What is Arc
What is Arc Welding?
Arc welding is a fusion process for joining metals. This type of welding uses an electrical power source to create an arc between the base metal and an electrode stick or wire. The arc is struck by turning on the welding machine, adjusting the settings, getting safety gear and materials in place and then scratching or tapping the electrode against the base metal. This arc then melts the base metals at the point where they are to be joined. The molten areas on the base metals join together, creating a pool of liquid metal that is then slowly lengthened and crafted into a weld. A filler metal is often added to this pool to strengthen the resulting weld.

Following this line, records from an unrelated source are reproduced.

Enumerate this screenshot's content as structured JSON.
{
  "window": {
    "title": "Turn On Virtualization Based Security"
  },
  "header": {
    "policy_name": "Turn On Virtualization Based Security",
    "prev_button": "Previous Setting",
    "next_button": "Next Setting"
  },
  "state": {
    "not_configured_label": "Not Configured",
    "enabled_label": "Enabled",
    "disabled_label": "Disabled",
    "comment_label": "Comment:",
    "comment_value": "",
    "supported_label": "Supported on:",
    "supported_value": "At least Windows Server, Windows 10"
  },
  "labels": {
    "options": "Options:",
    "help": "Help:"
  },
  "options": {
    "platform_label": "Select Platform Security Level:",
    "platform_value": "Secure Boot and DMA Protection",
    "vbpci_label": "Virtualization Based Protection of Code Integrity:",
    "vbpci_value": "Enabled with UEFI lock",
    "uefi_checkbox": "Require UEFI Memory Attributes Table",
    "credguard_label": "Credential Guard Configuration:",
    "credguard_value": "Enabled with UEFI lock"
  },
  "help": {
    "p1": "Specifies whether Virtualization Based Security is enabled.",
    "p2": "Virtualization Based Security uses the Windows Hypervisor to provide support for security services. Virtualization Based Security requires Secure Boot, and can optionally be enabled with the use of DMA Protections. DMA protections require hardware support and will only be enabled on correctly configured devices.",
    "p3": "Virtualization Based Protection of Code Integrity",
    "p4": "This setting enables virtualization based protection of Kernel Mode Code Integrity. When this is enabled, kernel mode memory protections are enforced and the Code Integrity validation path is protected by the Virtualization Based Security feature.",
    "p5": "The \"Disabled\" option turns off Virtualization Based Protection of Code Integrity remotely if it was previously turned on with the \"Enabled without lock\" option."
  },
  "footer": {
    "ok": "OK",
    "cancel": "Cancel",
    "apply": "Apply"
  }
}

Do Different Types of Arc Welding Exist?
Arc welding can use consumable or non-consumable electrodes. Consumable electrodes and sticks are used in both Shielded Metal Arc Welding, or “stick” welding, and Gas Metal Arc Welding, either MIG or MAG. These consumable electrodes don’t just help form the arc: they usually contain a filler metal that melts into the weld as the stick is consumed. Using a consumable electrode is the most popular method for welding steel. Arc welding with consumable electrodes creates a lot of spatter, smoke and noise.
Non-consumable electrodes are used in Tungsten Inert Gas Welding, which is generally known as TIG. TIG is one of the more difficult welding processes to learn and is most often used to weld very thin pieces of stainless steel and non-ferrous metals such as magnesium and aluminum. Filler metal is added to the weld from a tungsten rod that is separate from the electrode. TIG welding is slower than other forms of arc welding but produces very high quality welds. It makes no smoke and very little spatter.
Is Arc Welding Safe?
Arc welding combines electricity, high temperatures and molten metal, so precautions need to be taken. Arc welders should wear a welding helmet with a full face shield, thick leather welding gloves, leather or fire resistant jacket, jeans and shock-resistant leather boots. Looking at the arc with unshielded eyes can cause arc eye, a painful condition that results from inflamed corneas and burned retinas. Never look at an arc without proper eye protection. When TIG welding, use an even stronger level of eye protection than in stick, MIG or MAG since the lack of smoke can make the arc even brighter.
Contact Tulsa Welding School For More Information
If you are interested in learning how to weld or improving your welding skills, contact Tulsa Welding School today. We have campuses in Jacksonville, Florida and Tulsa Oklahoma and a variety of programs to choose from. Just fill out the form on this page and an admissions representative will get in touch with you to answer any questions you may have.